*** Begin section ***

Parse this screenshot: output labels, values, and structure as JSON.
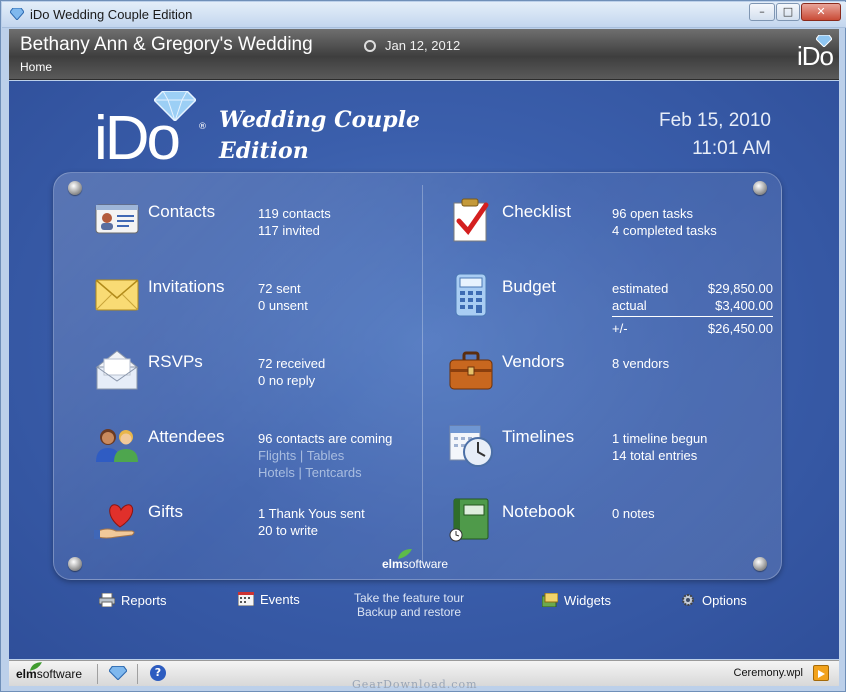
{
  "window": {
    "title": "iDo Wedding Couple Edition",
    "minimize": "–",
    "maximize": "□",
    "close": "✕"
  },
  "header": {
    "wedding_title": "Bethany Ann & Gregory's Wedding",
    "wedding_date": "Jan 12, 2012",
    "breadcrumb": "Home",
    "logo": "iDo"
  },
  "branding": {
    "logo": "iDo",
    "registered": "®",
    "edition_line1": "Wedding Couple",
    "edition_line2": "Edition",
    "company_prefix": "elm",
    "company_suffix": "software"
  },
  "clock": {
    "date": "Feb 15, 2010",
    "time": "11:01 AM"
  },
  "modules_left": [
    {
      "label": "Contacts",
      "icon": "contacts-card-icon",
      "lines": [
        "119 contacts",
        "117 invited"
      ]
    },
    {
      "label": "Invitations",
      "icon": "envelope-icon",
      "lines": [
        "72 sent",
        "0 unsent"
      ]
    },
    {
      "label": "RSVPs",
      "icon": "open-envelope-icon",
      "lines": [
        "72 received",
        "0 no reply"
      ]
    },
    {
      "label": "Attendees",
      "icon": "people-icon",
      "lines": [
        "96 contacts are coming"
      ],
      "links": [
        "Flights",
        "Tables",
        "Hotels",
        "Tentcards"
      ],
      "link_sep": "|"
    },
    {
      "label": "Gifts",
      "icon": "heart-hand-icon",
      "lines": [
        "1 Thank Yous sent",
        "20 to write"
      ]
    }
  ],
  "modules_right": [
    {
      "label": "Checklist",
      "icon": "checklist-icon",
      "lines": [
        "96 open tasks",
        "4 completed tasks"
      ]
    },
    {
      "label": "Budget",
      "icon": "calculator-icon",
      "budget": {
        "estimated_label": "estimated",
        "estimated": "$29,850.00",
        "actual_label": "actual",
        "actual": "$3,400.00",
        "diff_label": "+/-",
        "diff": "$26,450.00"
      }
    },
    {
      "label": "Vendors",
      "icon": "briefcase-icon",
      "lines": [
        "8 vendors"
      ]
    },
    {
      "label": "Timelines",
      "icon": "calendar-clock-icon",
      "lines": [
        "1 timeline begun",
        "14 total entries"
      ]
    },
    {
      "label": "Notebook",
      "icon": "notebook-icon",
      "lines": [
        "0 notes"
      ]
    }
  ],
  "bottom_nav": {
    "reports": "Reports",
    "events": "Events",
    "tour": "Take the feature tour",
    "backup": "Backup and restore",
    "widgets": "Widgets",
    "options": "Options"
  },
  "status_bar": {
    "company_prefix": "elm",
    "company_suffix": "software",
    "help": "?",
    "file": "Ceremony.wpl"
  },
  "watermark": "GearDownload.com",
  "colors": {
    "background": "#3b5fac",
    "header": "#4a4a4a",
    "accent_red": "#d32a2a"
  }
}
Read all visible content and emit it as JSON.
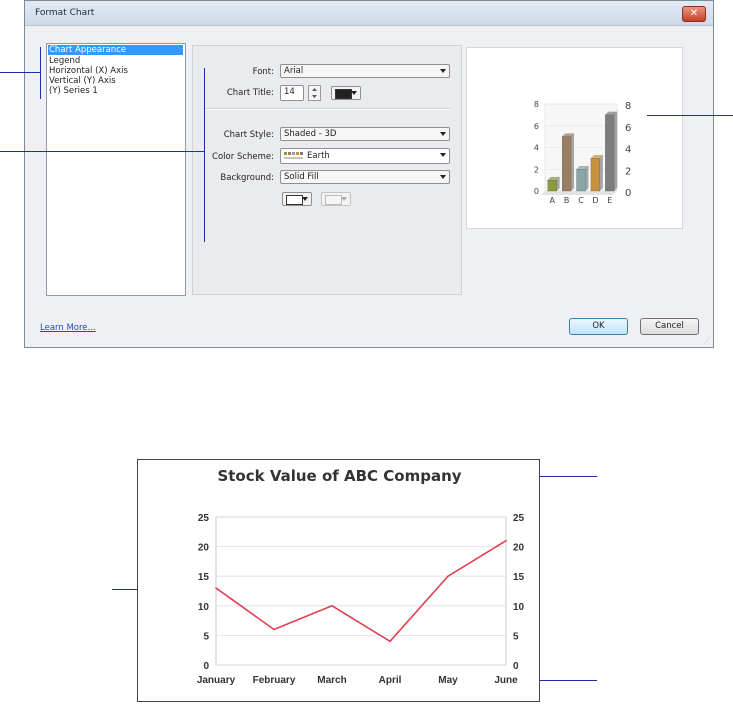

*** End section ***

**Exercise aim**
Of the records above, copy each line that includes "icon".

**Answer section**
      "icon": "contacts-card-icon",
      "icon": "envelope-icon",
      "icon": "open-envelope-icon",
      "icon": "people-icon",
      "icon": "heart-hand-icon",
      "icon": "checklist-icon",
      "icon": "calculator-icon",
      "icon": "briefcase-icon",
      "icon": "calendar-clock-icon",
      "icon": "notebook-icon",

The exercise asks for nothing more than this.